Every line of the following records that includes "Directed" should be copied.

============================================================

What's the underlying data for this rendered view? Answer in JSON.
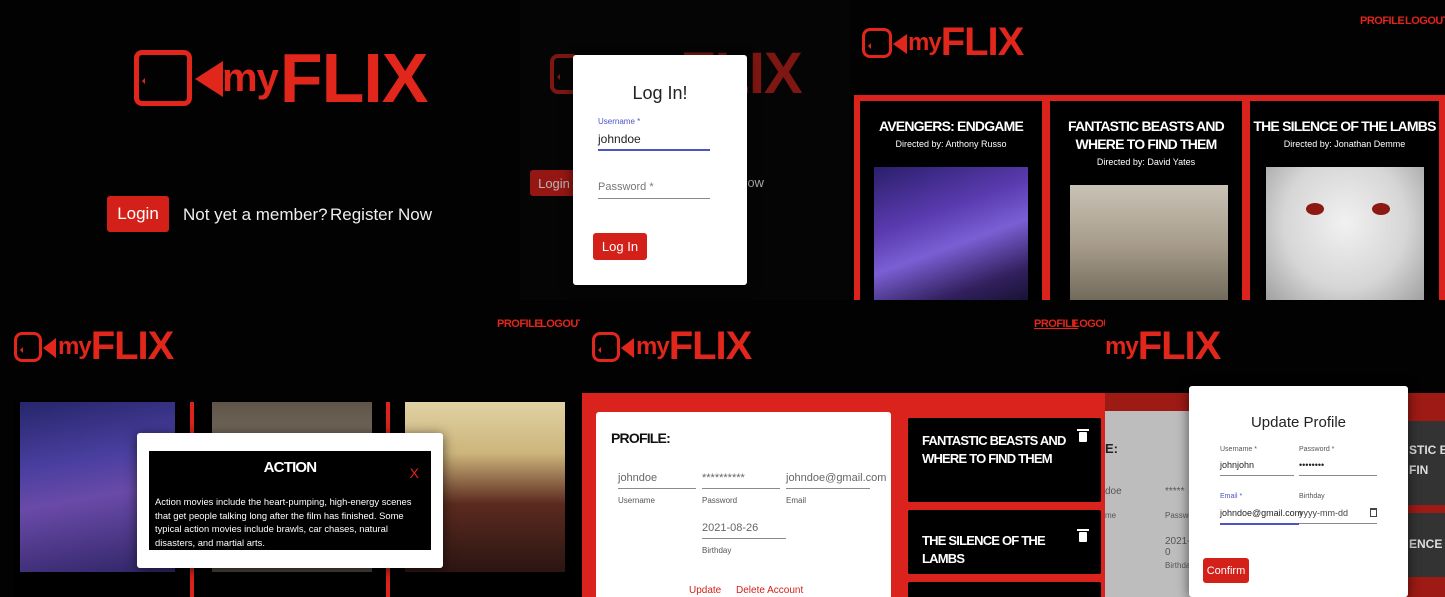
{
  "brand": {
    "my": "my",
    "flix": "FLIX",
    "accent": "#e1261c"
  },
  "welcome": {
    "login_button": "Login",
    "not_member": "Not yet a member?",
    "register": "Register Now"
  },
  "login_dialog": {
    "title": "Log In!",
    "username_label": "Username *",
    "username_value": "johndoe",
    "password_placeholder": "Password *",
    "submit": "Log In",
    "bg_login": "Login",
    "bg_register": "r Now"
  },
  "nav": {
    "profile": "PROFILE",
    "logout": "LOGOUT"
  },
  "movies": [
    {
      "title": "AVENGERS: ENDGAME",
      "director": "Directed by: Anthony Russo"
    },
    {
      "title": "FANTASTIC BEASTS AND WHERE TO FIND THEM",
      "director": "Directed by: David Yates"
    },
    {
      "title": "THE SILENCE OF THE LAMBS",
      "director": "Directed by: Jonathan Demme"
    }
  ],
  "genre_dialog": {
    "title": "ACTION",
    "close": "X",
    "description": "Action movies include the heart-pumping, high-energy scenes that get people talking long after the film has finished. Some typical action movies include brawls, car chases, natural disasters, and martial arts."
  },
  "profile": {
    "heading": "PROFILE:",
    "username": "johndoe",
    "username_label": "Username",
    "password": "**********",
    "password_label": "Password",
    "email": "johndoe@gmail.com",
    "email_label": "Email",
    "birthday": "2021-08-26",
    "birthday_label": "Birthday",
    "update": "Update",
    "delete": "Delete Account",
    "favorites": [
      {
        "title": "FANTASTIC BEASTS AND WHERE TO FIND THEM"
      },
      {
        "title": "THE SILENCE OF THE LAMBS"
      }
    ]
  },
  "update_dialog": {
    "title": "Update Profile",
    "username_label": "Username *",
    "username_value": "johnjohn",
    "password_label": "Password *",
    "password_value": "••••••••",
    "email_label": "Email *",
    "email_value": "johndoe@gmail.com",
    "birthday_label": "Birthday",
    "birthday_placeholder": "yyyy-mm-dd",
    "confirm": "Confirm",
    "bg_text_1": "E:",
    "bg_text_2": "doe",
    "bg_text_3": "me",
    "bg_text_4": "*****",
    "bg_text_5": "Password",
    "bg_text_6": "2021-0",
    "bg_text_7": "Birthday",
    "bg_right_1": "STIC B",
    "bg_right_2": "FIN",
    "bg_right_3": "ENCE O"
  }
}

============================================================

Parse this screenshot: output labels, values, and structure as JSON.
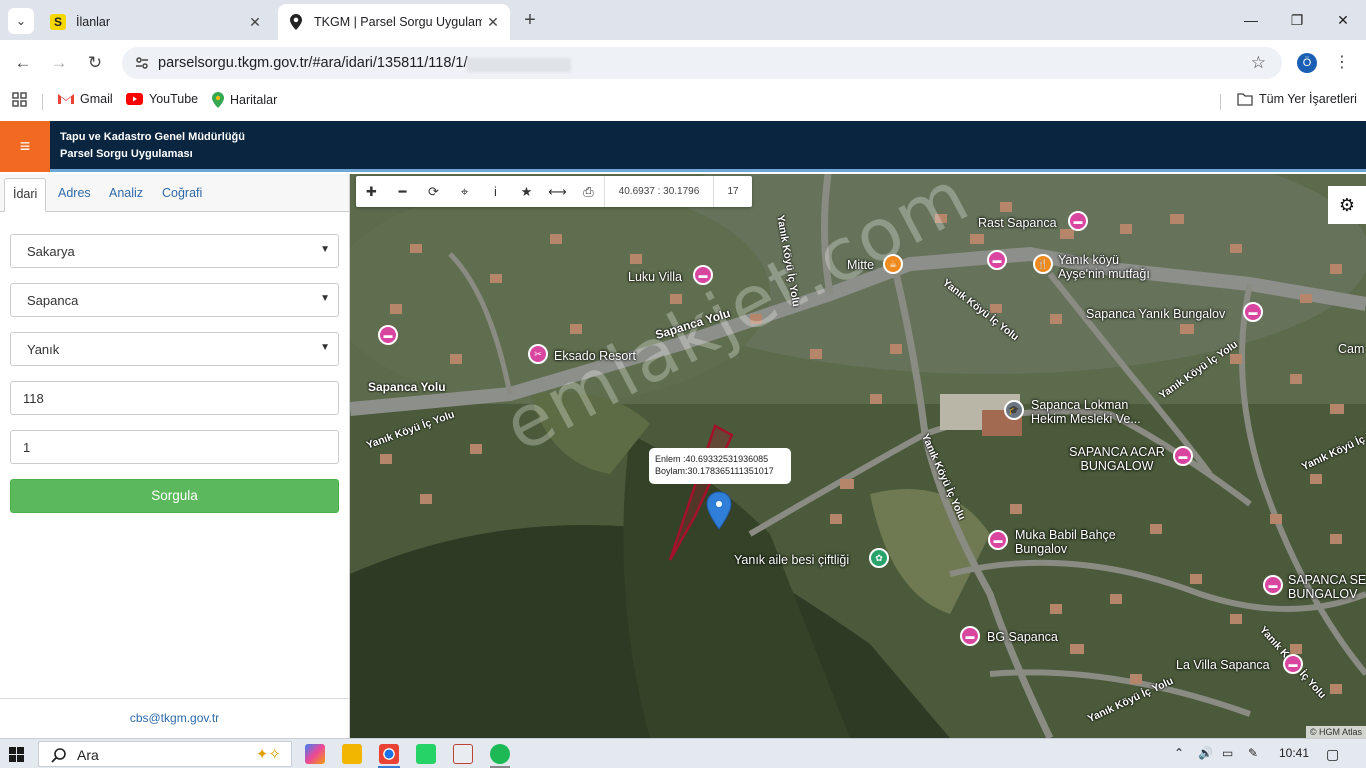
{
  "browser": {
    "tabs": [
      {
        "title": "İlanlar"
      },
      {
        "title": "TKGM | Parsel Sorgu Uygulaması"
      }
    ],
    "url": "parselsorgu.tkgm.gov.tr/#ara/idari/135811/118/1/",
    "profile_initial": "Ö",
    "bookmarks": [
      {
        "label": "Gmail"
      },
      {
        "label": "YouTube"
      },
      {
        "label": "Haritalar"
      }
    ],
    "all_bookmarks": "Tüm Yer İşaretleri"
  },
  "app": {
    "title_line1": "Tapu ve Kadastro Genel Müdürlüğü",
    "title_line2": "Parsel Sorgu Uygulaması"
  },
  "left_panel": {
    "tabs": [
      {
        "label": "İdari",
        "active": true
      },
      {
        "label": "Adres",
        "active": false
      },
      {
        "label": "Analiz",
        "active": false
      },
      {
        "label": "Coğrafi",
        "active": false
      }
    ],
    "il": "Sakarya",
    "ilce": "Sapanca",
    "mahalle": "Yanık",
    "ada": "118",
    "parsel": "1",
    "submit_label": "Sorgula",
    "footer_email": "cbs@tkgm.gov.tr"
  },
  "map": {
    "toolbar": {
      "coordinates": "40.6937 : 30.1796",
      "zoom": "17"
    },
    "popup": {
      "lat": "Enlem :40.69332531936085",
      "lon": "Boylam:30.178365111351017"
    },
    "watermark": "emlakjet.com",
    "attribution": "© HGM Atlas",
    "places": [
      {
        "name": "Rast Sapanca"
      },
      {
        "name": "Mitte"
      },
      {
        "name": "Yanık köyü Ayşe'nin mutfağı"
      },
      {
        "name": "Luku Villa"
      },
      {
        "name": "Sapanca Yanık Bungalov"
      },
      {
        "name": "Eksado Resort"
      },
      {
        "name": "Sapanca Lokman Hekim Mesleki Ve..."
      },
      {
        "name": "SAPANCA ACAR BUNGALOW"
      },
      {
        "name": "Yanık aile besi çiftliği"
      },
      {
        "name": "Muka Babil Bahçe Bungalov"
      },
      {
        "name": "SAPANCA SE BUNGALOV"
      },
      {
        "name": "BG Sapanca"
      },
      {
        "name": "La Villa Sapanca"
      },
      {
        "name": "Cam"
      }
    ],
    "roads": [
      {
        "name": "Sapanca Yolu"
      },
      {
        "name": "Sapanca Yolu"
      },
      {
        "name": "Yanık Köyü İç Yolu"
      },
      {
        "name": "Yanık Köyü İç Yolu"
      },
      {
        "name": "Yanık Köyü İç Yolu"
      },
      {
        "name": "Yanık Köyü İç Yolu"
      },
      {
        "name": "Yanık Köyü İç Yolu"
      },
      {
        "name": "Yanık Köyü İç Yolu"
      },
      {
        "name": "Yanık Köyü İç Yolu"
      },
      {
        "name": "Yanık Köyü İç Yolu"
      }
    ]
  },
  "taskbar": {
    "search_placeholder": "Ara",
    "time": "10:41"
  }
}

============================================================

▶ Solution:
      "director": "Directed by: Anthony Russo"
      "director": "Directed by: David Yates"
      "director": "Directed by: Jonathan Demme"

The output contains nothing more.